How to Improve Soil Aeration
Soil aeration is the process of improving your soil’s ability to “breathe.” The word aerate means exactly what it sounds like- to provide airflow. Aerating your soil is something most lawn care professionals recommend doing about once per year.
But why is it important that your soil be able to breathe? And what exactly is the process of aeration?
In this article, we’re going to explore:
- The harms of compacted soil
- The benefits of aerating
- Improving soil aeration
- Helpful tools
The Harms of Compacted Soil
With frequent foot traffic and the natural settling from debris and irrigation, your soil can eventually get quite dense. This is bad for the root system as well as the grass blades. The soil cannot effectively circulate air, water, and nutrients when it’s compacted, because there simply isn’t adequate room for these things to move through the dirt.
So how do you know if your soil is compacted? Take a standard sized screwdriver and attempt to puncture your soil with it. If you cannot push the blade all the way through, your topsoil is compacted and you need to aerate.
The Benefits of Aerating
Imagine how hard it is to get from point A to point B when you’re in the middle of a traffic jam. Perhaps you’re on the highway, and you only creep a few feet closer to your exit every time the traffic moves. Or you’ve been sitting at the same red light for three exchanges, and still haven’t crossed the intersection.
It’s maddening, and situations like this can cause you to miss important events.
This is very much like what the air, water, and nutrients in your lawn experience with compacted soil. Yeah, they’re on their way, but the density of the surrounding dirt (the “road,” if you will) is slowing things down. Will they get their in time?
If your lawn’s root system doesn’t receive adequate amounts of what it needs- and in a timely fashion- your lawn will visibly suffer. This is why aerating your topsoil, when necessary, is critical to the overall health of your grass. It makes room for things to move quickly enough, beneath the surface, to keep everything healthy and well-nourished.
Improving Soil Aeration
Here in North Texas, it is important to keep your soil healthy, because this region’s dirt tends to be heavy in clay. Mulch, compost, and store-bought soil amendments are helpful in generating balanced topsoil that will support plant growth. The thing is, they need to be worked into your topsoil.
This process can be accomplished alongside the aeration process. Keep in mind that the goal is to loosen your soil and stir it up a bit, without completely unearthing your established grass bed. This means that poking narrow holes, a few inches apart, is the main objective.
Doing so allows air, nutrients, and water to sink more deeply into your topsoil. This allows the soil itself to do a more effective job of nourishing your lawn’s root system, which then provides you with a stronger and hardier bed of grass.

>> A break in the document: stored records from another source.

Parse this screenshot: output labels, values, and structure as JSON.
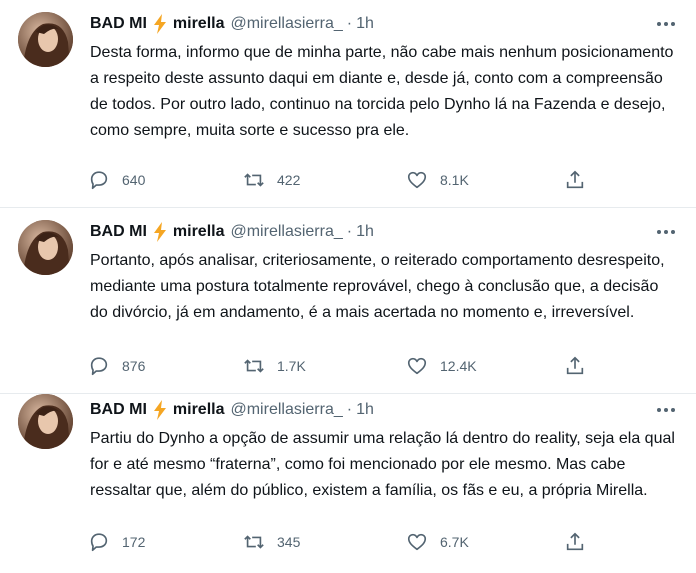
{
  "tweets": [
    {
      "display_name": "BAD MI",
      "emoji_icon": "high-voltage-icon",
      "name": "mirella",
      "handle": "@mirellasierra_",
      "separator": "·",
      "time": "1h",
      "text": "Desta forma, informo que de minha parte, não cabe mais nenhum posicionamento a respeito deste assunto daqui em diante e, desde já, conto com a compreensão de todos.  Por outro lado, continuo na torcida pelo Dynho lá na Fazenda e desejo, como sempre, muita sorte e sucesso pra ele.",
      "replies": "640",
      "retweets": "422",
      "likes": "8.1K"
    },
    {
      "display_name": "BAD MI",
      "emoji_icon": "high-voltage-icon",
      "name": "mirella",
      "handle": "@mirellasierra_",
      "separator": "·",
      "time": "1h",
      "text": "Portanto, após analisar, criteriosamente, o reiterado comportamento desrespeito, mediante uma postura totalmente reprovável, chego à conclusão que, a decisão do divórcio, já em andamento, é a mais acertada no momento e, irreversível.",
      "replies": "876",
      "retweets": "1.7K",
      "likes": "12.4K"
    },
    {
      "display_name": "BAD MI",
      "emoji_icon": "high-voltage-icon",
      "name": "mirella",
      "handle": "@mirellasierra_",
      "separator": "·",
      "time": "1h",
      "text": "Partiu do Dynho a opção de assumir uma relação lá dentro do reality, seja ela qual for e até mesmo “fraterna”, como foi mencionado por ele mesmo. Mas cabe ressaltar que, além do público, existem a família, os fãs e eu, a própria Mirella.",
      "replies": "172",
      "retweets": "345",
      "likes": "6.7K"
    }
  ],
  "colors": {
    "text": "#0f1419",
    "secondary": "#536471",
    "divider": "#e7ebee",
    "bolt": "#f5a623"
  }
}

To improve soil aeration and mix in healthy nutrients, there are a few different tools you can use to get the job done. Your local garden store or lawn care company may have an aerator you can rent. If not, a turning fork, hand tiller, or even a pair of aerating shoes can be used to loosen the top layer.
Doing this by hand is often too laborious for larger yards, so keep in mind you can split the cost of renting an aerator with like-minded neighbors. But if your best option is using a hand-held tool, you can take it one section at a time.
When using hand-held tools, remember that you want to keep the puncture holes relatively small. We want to keep the grass bed intact without digging trenches that could result in trip hazards or pooling water.
If you choose a pair of aerating shoes, the ones with hollow tines are your best bet. They simply puncture the dirt a pull a bit out, leaving narrow holes in the soil.
- Compacted soil can literally strangle your lawn’s root system.
- If you aren’t sure whether soil aeration is necessary, use the “screwdriver test” to see if it’s compacted.
- Aerating your soil allows important minerals, as well as water and air, to move freely. This keeps your lawn healthy.
- You only need to penetrate to about 2 inches deep to effectively aerate your soil.
- There are several tools available to complete this process, including: aerators, aerating shoes, hand tillers, and turning forks. Need help? Get a service quote from TLC Landscapes for aerating services.
More information on lawn aerating and dethatching:
Published on February 27th, 2020
Updated on March 14th, 2020